Rejected by 16 colleges, 18-year-old takes Google job: Yes, he's Asian
Stanley Zhong earned nearly perfect grades (3.97 unweighted, 4.42 weighted) and SAT scores (1590 out of 1600). He founded his own e-signing startup RabbitSign in his sophomore year at Palo Alto's Gunn High School, and competed in national coding competitions.
But he was rejected by MIT, Cal Tech, Stanford and Cornell -- and 12 others. No state university in California, his home state, accepted Zhong, including Berkeley, UCLA, UC San Diego, UC Davis, UC Santa Barbara (not all that selective) and Cal Poly. Can California afford to send high-tech talent away?
Zhong also was turned down by the universities of Illinois, Michigan, Washington and Wisconsin, but he got into the University of Texas and the University of Maryland. He planned to go to UT -- until he got a job offer from Google. He started work this week as a software engineer.
ABC7's Kristen Sze interviewed Stanley and his father after a witness brought up his story at a House Committee on Education and the Workforce hearing on affirmative action in college admissions.
If you watch the video, you'll see a pleasant, articulate young man. He wonders why he was not good enough for so many universities -- and not just Stanford and MIT. (Sze says she read his essay and saw no "red flags.") Was it just bad luck?

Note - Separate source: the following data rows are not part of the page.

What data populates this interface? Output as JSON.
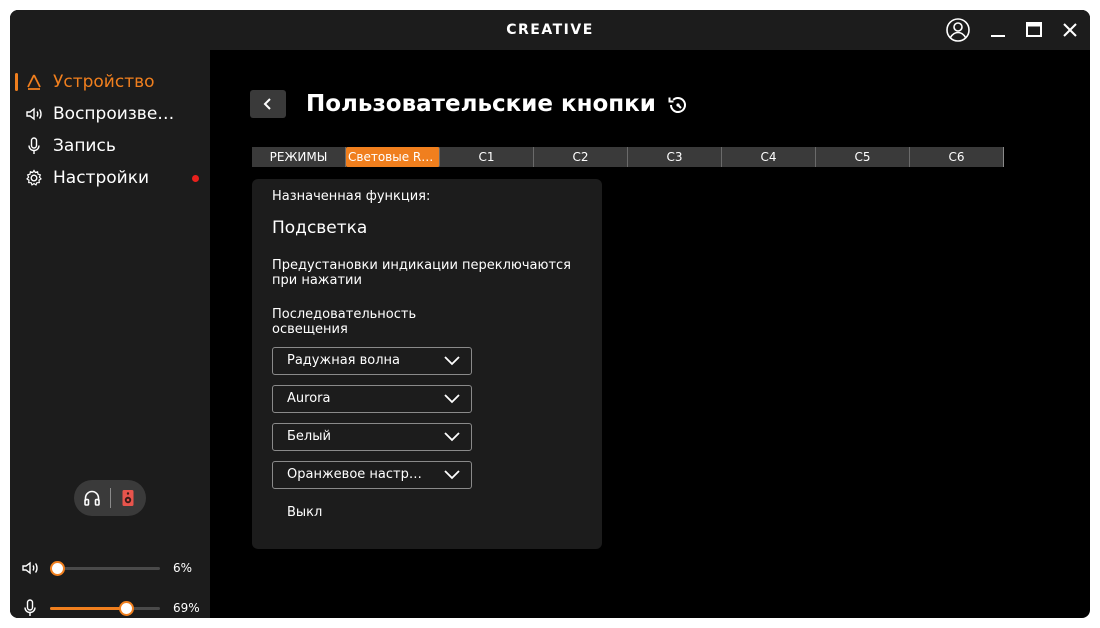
{
  "app": {
    "brand": "CREATIVE"
  },
  "colors": {
    "accent": "#f07f1e",
    "background": "#000000",
    "panel": "#1c1c1c",
    "notification": "#e8201c"
  },
  "titlebar": {
    "icons": [
      "user-account-icon",
      "minimize-icon",
      "maximize-icon",
      "close-icon"
    ]
  },
  "sidebar": {
    "items": [
      {
        "label": "Устройство",
        "icon": "device-icon",
        "active": true
      },
      {
        "label": "Воспроизведение",
        "icon": "speaker-icon",
        "active": false
      },
      {
        "label": "Запись",
        "icon": "microphone-icon",
        "active": false
      },
      {
        "label": "Настройки",
        "icon": "gear-icon",
        "active": false
      }
    ],
    "output_toggle": {
      "left_icon": "headphones-icon",
      "right_icon": "speaker-box-icon"
    },
    "playback_volume": {
      "value_label": "6%",
      "level": 0.06
    },
    "record_volume": {
      "value_label": "69%",
      "level": 0.69
    }
  },
  "main": {
    "title": "Пользовательские кнопки",
    "tabs": [
      {
        "label": "РЕЖИМЫ",
        "active": false
      },
      {
        "label": "Световые RGB",
        "active": true
      },
      {
        "label": "C1",
        "active": false
      },
      {
        "label": "C2",
        "active": false
      },
      {
        "label": "C3",
        "active": false
      },
      {
        "label": "C4",
        "active": false
      },
      {
        "label": "C5",
        "active": false
      },
      {
        "label": "C6",
        "active": false
      }
    ],
    "panel": {
      "assigned_label": "Назначенная функция:",
      "assigned_value": "Подсветка",
      "description": "Предустановки индикации переключаются при нажатии",
      "sequence_label": "Последовательность освещения",
      "dropdowns": [
        "Радужная волна",
        "Aurora",
        "Белый",
        "Оранжевое настроение"
      ],
      "off_item": "Выкл"
    }
  }
}
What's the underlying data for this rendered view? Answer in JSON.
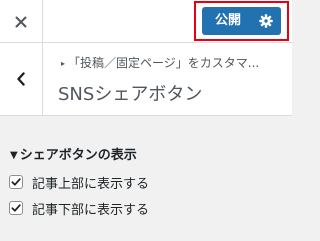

Zhong plans to work for a year, then decide whether to enroll at UT or skip college.